## WHAT THE TASK ASKS
Pick out the lines below with "this" and list them.

## TASK INPUTS
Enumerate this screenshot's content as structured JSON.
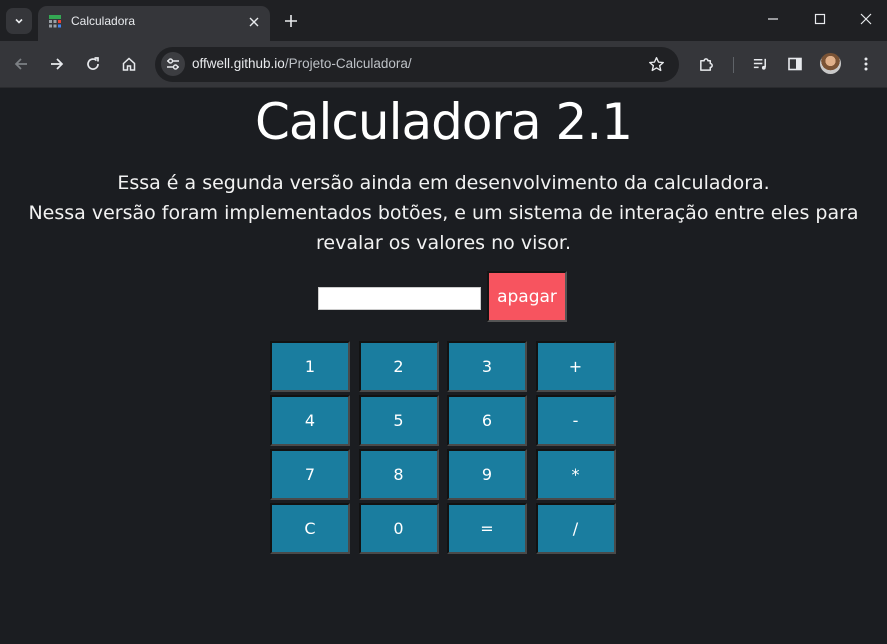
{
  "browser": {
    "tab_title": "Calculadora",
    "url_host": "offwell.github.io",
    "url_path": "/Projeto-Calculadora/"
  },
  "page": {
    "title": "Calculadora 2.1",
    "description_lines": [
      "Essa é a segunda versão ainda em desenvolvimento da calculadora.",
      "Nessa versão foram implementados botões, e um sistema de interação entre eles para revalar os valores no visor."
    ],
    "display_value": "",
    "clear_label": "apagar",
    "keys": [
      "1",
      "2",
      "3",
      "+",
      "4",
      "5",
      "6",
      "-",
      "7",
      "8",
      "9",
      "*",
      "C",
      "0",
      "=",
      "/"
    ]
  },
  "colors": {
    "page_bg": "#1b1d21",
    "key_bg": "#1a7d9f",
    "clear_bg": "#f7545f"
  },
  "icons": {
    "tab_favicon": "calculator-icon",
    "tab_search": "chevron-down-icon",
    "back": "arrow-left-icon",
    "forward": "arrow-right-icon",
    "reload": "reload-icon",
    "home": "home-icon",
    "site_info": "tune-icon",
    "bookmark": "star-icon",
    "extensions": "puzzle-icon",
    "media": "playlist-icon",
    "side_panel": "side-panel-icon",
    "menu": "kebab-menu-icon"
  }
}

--

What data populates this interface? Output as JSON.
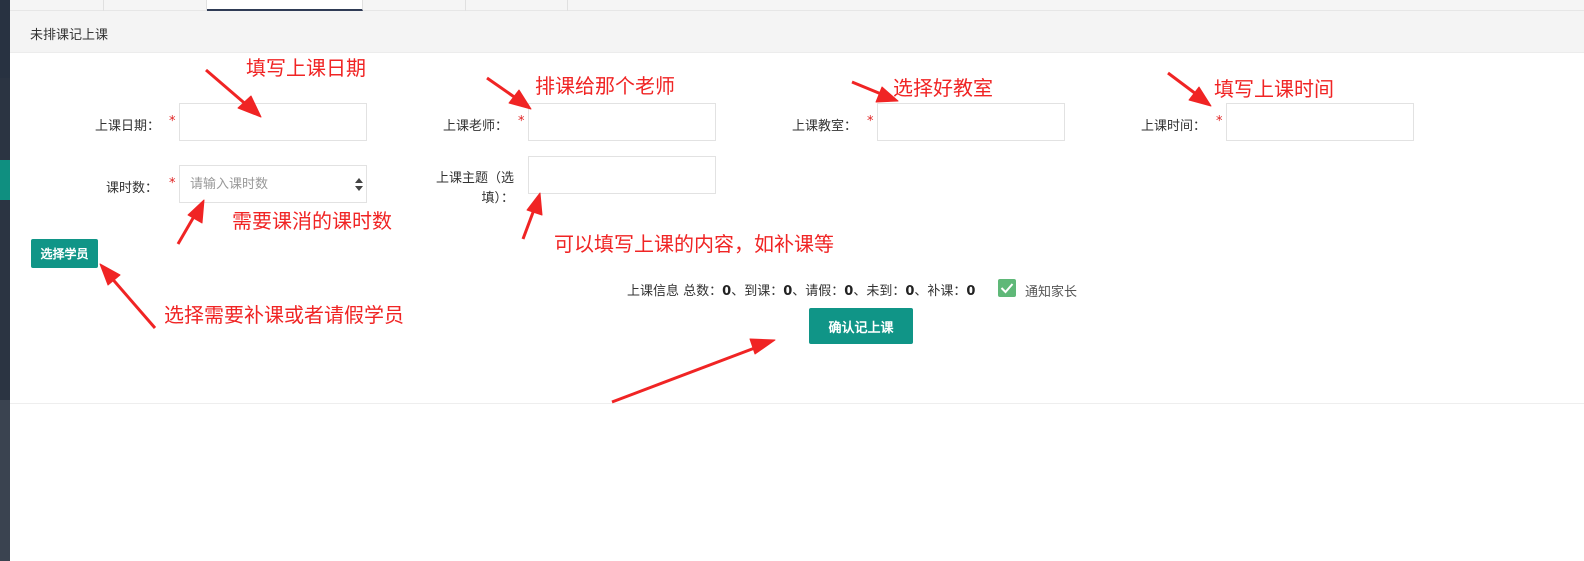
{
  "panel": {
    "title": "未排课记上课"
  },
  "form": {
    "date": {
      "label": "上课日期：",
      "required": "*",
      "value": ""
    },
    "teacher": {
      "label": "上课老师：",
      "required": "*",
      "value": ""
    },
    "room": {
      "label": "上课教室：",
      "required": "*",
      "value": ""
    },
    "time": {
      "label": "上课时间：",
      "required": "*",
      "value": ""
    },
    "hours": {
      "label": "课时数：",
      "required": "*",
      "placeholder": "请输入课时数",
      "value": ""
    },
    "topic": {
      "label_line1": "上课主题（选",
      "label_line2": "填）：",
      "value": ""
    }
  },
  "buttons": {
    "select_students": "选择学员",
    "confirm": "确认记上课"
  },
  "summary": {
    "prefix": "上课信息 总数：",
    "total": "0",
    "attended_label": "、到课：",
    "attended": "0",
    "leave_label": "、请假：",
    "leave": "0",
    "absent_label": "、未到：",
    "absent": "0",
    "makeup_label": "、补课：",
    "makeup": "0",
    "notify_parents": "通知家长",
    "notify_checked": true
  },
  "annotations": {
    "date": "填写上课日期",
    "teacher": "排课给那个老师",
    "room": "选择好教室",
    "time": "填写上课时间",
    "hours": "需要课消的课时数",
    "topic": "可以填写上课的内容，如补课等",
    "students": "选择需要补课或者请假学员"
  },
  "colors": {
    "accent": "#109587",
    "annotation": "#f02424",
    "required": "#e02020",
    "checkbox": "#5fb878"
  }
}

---

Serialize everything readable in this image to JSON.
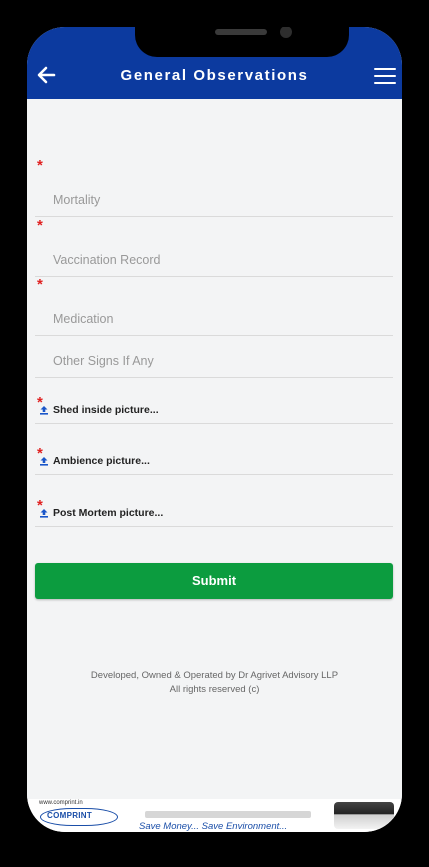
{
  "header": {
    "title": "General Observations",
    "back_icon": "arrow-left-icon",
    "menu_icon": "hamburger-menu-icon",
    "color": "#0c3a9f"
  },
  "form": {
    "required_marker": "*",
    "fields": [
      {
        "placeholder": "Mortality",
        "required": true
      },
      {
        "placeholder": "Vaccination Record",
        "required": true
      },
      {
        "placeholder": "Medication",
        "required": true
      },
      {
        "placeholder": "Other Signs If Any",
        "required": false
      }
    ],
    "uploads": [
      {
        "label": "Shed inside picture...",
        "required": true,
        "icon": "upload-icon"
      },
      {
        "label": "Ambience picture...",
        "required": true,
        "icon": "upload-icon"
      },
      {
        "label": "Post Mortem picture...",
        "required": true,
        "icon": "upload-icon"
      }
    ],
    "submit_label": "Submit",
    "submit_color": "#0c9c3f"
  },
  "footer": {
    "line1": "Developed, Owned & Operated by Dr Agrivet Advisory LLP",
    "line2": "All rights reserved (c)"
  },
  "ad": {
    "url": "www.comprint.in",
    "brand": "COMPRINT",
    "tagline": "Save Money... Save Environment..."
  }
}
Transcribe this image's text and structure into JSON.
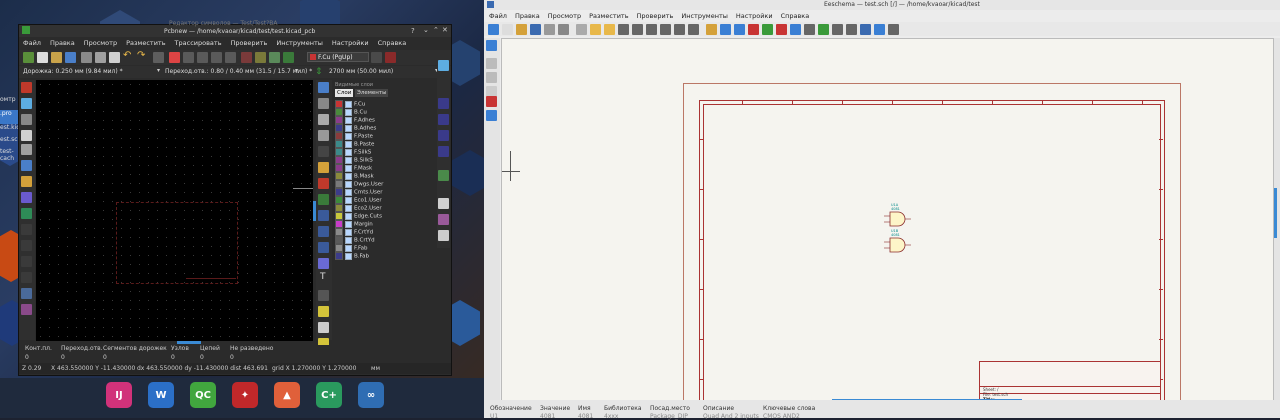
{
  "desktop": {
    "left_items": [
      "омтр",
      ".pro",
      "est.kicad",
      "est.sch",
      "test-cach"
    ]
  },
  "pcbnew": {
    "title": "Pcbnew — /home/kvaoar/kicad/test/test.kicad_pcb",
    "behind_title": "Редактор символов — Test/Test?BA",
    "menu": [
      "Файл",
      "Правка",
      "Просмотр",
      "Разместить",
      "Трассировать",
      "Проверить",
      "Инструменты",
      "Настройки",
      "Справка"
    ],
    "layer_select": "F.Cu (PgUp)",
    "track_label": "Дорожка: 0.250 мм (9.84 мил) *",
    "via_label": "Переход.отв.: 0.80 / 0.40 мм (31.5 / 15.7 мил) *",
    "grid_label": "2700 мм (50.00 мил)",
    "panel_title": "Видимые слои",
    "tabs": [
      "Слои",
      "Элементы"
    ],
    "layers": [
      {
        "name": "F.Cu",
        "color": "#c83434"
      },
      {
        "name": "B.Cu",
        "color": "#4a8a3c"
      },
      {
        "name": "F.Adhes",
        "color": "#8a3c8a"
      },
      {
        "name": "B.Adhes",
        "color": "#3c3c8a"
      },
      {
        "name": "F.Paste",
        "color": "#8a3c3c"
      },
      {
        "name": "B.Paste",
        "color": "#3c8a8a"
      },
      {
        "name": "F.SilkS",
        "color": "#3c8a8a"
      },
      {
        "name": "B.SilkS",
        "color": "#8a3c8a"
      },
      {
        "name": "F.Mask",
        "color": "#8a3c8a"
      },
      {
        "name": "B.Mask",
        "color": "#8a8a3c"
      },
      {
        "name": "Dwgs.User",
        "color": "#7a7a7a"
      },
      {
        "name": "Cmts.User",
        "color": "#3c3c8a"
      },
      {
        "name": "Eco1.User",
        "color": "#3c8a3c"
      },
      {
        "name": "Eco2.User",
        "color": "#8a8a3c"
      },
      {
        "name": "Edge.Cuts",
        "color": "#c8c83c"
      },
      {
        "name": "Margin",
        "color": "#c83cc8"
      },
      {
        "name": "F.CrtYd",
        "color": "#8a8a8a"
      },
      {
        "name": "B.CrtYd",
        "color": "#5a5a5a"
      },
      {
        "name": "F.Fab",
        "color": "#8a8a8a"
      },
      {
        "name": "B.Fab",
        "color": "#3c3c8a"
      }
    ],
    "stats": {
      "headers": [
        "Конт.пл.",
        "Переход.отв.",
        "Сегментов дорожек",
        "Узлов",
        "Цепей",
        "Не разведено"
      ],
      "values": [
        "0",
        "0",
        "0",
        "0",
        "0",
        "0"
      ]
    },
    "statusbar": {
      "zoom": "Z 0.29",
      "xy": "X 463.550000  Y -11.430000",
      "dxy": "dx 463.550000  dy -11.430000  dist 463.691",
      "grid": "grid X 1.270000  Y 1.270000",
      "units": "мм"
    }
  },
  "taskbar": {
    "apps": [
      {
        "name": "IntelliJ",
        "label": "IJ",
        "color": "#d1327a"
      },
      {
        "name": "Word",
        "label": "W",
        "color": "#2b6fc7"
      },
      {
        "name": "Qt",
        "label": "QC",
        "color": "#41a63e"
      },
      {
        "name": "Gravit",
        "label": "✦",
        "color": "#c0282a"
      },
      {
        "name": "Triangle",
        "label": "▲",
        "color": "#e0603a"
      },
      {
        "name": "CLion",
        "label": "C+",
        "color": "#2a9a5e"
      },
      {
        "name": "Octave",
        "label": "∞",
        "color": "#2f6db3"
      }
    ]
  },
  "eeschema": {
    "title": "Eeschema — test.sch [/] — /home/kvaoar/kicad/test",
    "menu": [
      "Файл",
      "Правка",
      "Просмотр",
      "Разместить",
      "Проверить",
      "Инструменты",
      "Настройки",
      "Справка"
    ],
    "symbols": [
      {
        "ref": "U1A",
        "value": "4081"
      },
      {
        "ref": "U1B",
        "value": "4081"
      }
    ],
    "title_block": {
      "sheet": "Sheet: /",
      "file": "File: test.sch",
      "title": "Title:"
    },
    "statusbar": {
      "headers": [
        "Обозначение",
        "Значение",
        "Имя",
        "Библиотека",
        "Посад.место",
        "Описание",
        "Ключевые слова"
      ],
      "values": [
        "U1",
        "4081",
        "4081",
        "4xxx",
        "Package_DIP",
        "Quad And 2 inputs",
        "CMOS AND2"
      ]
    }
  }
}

## YOUR SOLUTION
Enumerate this screenshot's content as structured JSON.
What data populates this interface? Output as JSON.
Serialize everything readable in this image to JSON.
Transcribe this image's text and structure into JSON.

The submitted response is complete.